Technology of the week – group 38 – Blendle vs. De Correspondent
This blog will mention two recent Dutch innovations in the world of (digital) journalism, Blendle and De Correspondent. Moreover, it will discuss both companies and compare them. At the end of the blog there will be made a conclusion about these two companies.
Blendle is a Dutch company which created a digital kiosk, where users only pay for what they want to read. This means individual articles as well as complete magazines and newspapers from all the ‘big’ Dutch publishers, completely digital. Moreover, Blendle has created a social network, whereby users are able to share and recommend articles, and where users are able to follow friends, famous Dutch people and so on. In this way, the two-sided market is visible. Because publishers of all the ‘big’ Dutch newspapers and magazines are connected with the readers through Bendle.

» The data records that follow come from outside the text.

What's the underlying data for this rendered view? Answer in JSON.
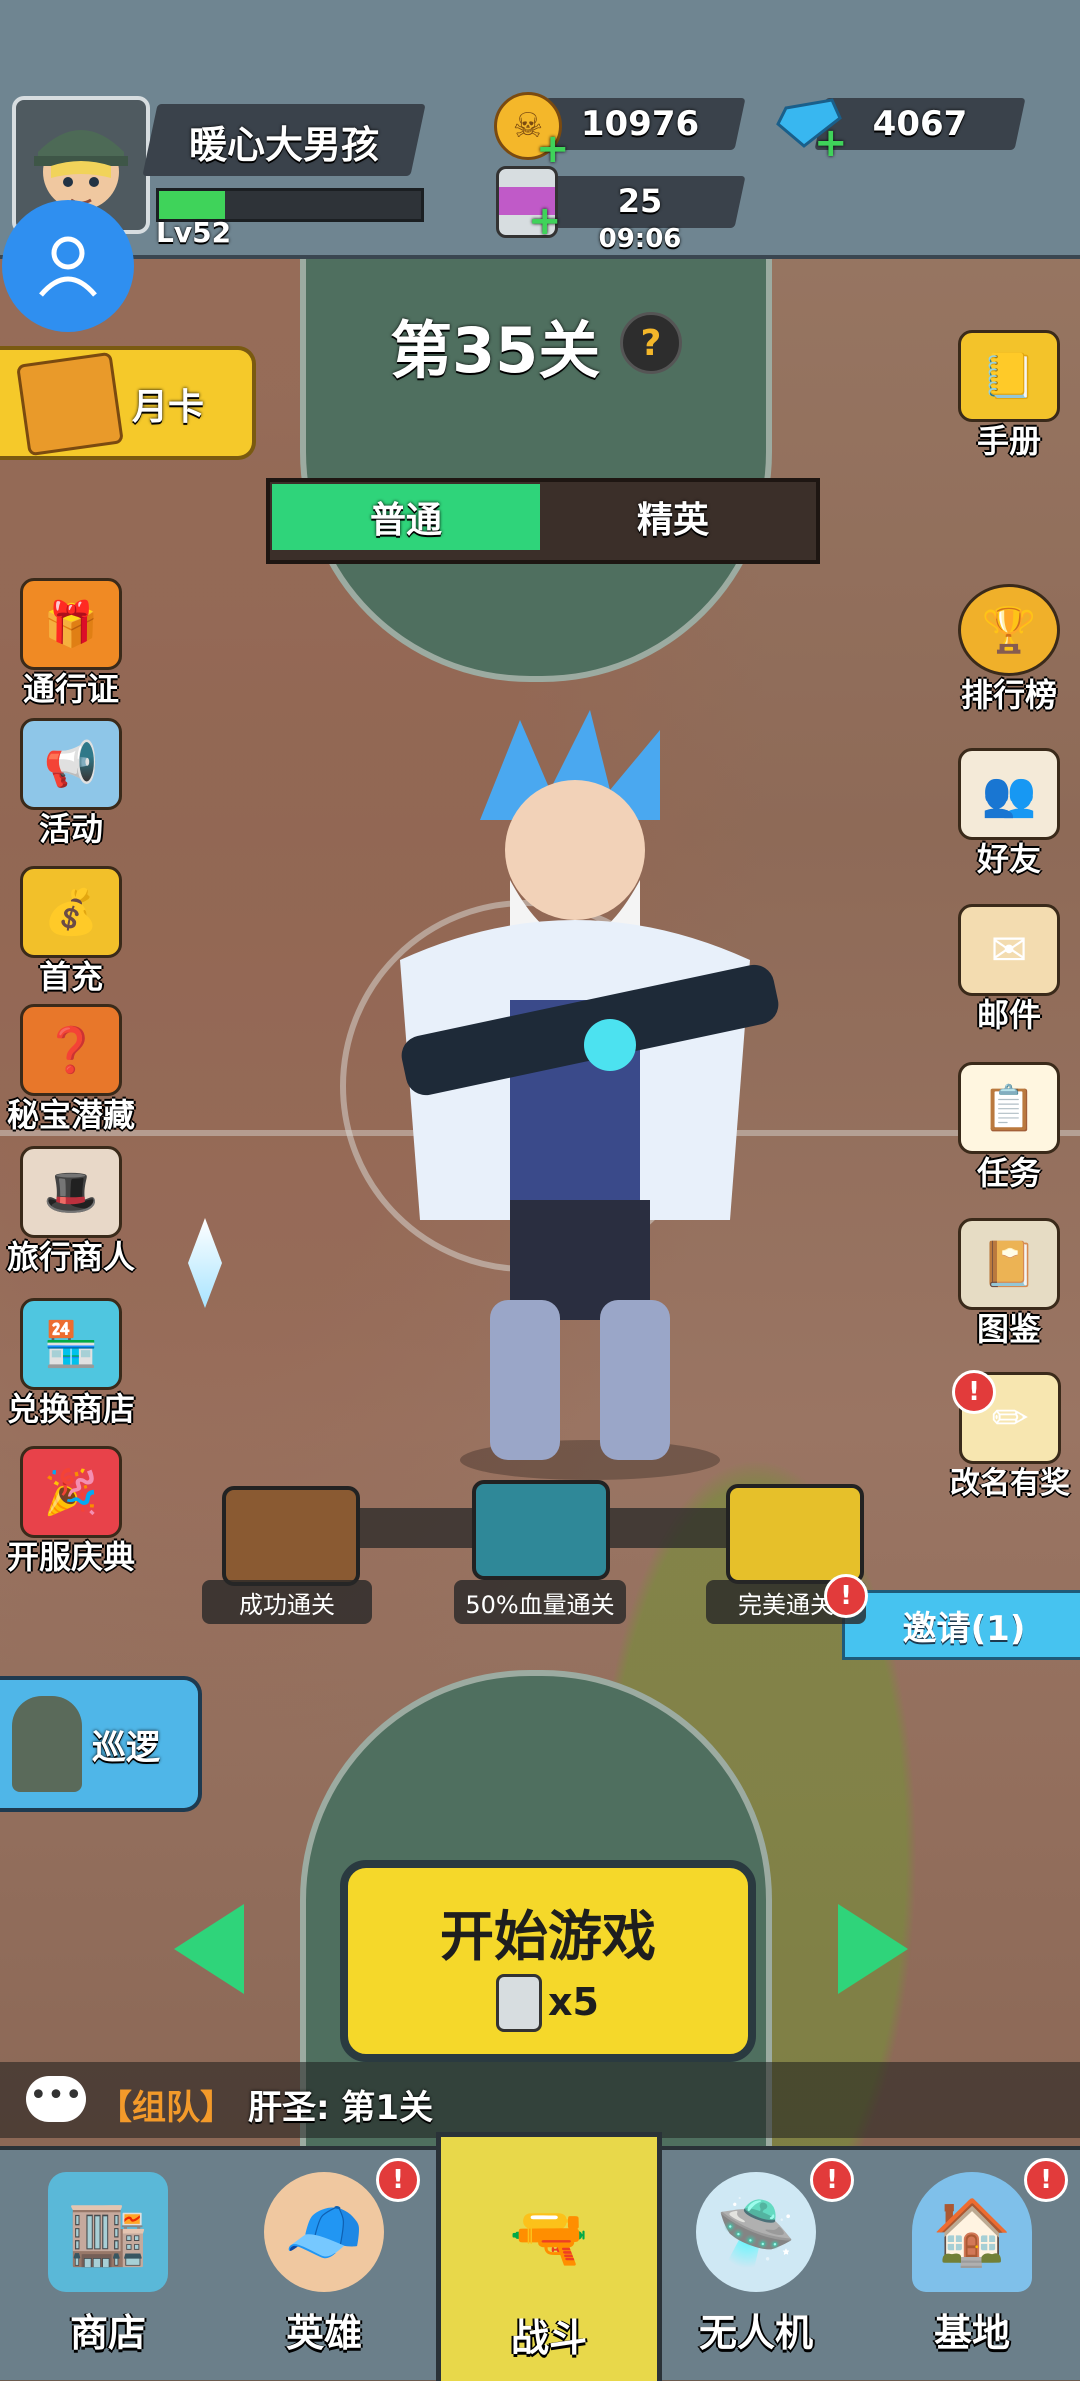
{
  "player": {
    "name": "暖心大男孩",
    "level": "Lv52",
    "xp_fraction": 0.25
  },
  "currency": {
    "coins": "10976",
    "gems": "4067",
    "energy": "25",
    "energy_timer": "09:06"
  },
  "stage": {
    "title": "第35关",
    "help": "?"
  },
  "difficulty": {
    "normal": "普通",
    "elite": "精英"
  },
  "left_menu": {
    "monthly_card": "月卡",
    "items": [
      "通行证",
      "活动",
      "首充",
      "秘宝潜藏",
      "旅行商人",
      "兑换商店",
      "开服庆典"
    ],
    "patrol": "巡逻"
  },
  "right_menu": {
    "items": [
      "手册",
      "排行榜",
      "好友",
      "邮件",
      "任务",
      "图鉴",
      "改名有奖"
    ],
    "invite": "邀请(1)"
  },
  "rewards": [
    "成功通关",
    "50%血量通关",
    "完美通关"
  ],
  "start": {
    "label": "开始游戏",
    "cost": "x5"
  },
  "chat": {
    "channel": "【组队】",
    "message": "肝圣: 第1关"
  },
  "nav": [
    "商店",
    "英雄",
    "战斗",
    "无人机",
    "基地"
  ],
  "badge": "!",
  "colors": {
    "accent_green": "#2fd47a",
    "start_yellow": "#f5d82a",
    "alert_red": "#e23b3b",
    "invite_blue": "#46c3f0"
  }
}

De Correspondent is an innovative Dutch journalism platform, which used crowdfunding to start and now uses crowdsourcing to create journalism. They offer readers news about context and background articles. Not looking for sensation, but looking for the deeper meaning. Especially in the digital age where news reaches everyone within seconds, it is important to deliver not only sensation but also context and background. What is very interesting about de Correspondent, is that the members are able to discuss and react on the articles. By doing so de Correspondent has created a social community. The members of this community are displayed with a name tag of their own specialism/job.
Revenue model: Blendle earns 30% of the articles they sell; the other 70% goes to the publishers. The Correspondent earns 60 euro per member for a one-year subscription.

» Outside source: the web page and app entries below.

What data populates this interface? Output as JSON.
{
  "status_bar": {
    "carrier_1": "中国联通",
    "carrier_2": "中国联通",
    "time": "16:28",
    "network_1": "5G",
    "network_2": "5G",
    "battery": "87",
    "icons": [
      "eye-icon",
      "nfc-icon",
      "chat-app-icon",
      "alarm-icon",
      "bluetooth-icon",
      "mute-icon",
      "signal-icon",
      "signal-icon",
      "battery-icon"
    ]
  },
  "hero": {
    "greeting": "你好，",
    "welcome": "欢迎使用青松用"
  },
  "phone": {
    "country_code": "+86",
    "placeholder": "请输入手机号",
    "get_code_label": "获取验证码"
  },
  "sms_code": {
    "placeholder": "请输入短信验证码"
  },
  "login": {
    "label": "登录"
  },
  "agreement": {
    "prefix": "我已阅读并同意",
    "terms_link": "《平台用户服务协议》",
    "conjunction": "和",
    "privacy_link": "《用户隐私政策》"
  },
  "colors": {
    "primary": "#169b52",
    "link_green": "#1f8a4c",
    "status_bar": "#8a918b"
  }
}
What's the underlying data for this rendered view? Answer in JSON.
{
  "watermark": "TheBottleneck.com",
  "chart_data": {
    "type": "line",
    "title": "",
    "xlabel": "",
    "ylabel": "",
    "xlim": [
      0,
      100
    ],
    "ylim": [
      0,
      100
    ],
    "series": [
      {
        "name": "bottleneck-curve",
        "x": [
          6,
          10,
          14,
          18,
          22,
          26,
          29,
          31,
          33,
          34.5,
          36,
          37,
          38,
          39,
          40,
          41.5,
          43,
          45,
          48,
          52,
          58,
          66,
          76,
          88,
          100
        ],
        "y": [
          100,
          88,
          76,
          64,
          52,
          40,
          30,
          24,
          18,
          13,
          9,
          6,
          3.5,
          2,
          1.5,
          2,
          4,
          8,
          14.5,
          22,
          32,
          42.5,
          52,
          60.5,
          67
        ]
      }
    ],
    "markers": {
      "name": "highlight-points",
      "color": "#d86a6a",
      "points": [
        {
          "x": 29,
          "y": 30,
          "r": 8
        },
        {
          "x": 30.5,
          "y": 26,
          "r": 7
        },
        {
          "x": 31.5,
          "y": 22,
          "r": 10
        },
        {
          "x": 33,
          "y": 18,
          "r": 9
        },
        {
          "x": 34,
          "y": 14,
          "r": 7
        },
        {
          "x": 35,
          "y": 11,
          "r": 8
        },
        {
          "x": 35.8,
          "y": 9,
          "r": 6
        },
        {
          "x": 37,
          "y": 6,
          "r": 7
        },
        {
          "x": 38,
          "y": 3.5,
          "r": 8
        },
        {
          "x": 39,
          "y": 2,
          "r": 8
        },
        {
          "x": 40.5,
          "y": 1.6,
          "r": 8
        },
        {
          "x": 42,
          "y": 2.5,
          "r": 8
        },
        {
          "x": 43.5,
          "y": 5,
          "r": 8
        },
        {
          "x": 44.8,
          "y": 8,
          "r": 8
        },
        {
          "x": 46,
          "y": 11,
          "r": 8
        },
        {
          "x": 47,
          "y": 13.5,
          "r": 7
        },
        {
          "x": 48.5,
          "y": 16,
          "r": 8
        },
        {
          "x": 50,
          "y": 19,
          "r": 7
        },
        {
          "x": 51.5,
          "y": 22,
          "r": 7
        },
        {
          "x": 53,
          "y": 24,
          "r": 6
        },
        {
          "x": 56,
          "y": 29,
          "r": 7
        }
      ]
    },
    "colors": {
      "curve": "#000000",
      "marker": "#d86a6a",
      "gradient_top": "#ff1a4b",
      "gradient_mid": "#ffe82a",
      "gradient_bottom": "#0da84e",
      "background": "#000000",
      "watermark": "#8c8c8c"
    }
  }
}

Business model: Blendle acts as an intermediary between publishers and readers, whereas De Correspondent created a ‘new’ digital paper, focusing on quality content and crowdsourcing.

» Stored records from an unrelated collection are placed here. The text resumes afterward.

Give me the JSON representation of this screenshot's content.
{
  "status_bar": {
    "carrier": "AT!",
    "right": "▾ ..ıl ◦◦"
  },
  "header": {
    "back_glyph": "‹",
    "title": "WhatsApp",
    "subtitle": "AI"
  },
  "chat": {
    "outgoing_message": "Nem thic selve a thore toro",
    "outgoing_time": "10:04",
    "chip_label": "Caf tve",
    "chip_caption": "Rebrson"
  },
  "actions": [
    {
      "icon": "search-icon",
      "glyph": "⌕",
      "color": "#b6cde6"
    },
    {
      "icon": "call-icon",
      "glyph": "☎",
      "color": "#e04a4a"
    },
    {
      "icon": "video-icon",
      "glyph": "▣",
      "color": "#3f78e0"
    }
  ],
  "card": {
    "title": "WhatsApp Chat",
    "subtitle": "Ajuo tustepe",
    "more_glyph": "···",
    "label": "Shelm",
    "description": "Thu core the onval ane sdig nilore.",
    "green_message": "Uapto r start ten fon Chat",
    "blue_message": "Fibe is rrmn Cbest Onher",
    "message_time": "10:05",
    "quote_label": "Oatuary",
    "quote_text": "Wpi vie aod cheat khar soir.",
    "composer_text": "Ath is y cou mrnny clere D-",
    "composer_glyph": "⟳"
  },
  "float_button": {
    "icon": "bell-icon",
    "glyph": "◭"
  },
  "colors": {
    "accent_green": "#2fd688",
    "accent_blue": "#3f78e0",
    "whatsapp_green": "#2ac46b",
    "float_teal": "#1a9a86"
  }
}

We think both innovations have great potential. Especially now, when journalism is struggling, innovative concepts like Blendle and De Correspondent are needed. Perhaps, in the near future, Blendle could offer an all-you-can-read subscription to involve even more readers. The Correspondent could market their platform better, to involve more readers and journalist to make even more use of crowdsourcing.
When we take a look at the revenue model of both companies, we think that Blendle has a better market position. The low prices in the range of 10 and 89 cents are a much lower threshold compared to the membership fee of €60,- at De Correspondent. Besides, De Correspondent has higher costs than Blendle. Blendle does not have to pay writers, they only operate as a mediator. So we think that Blendle has a higher potential than their opponent De Correspondent.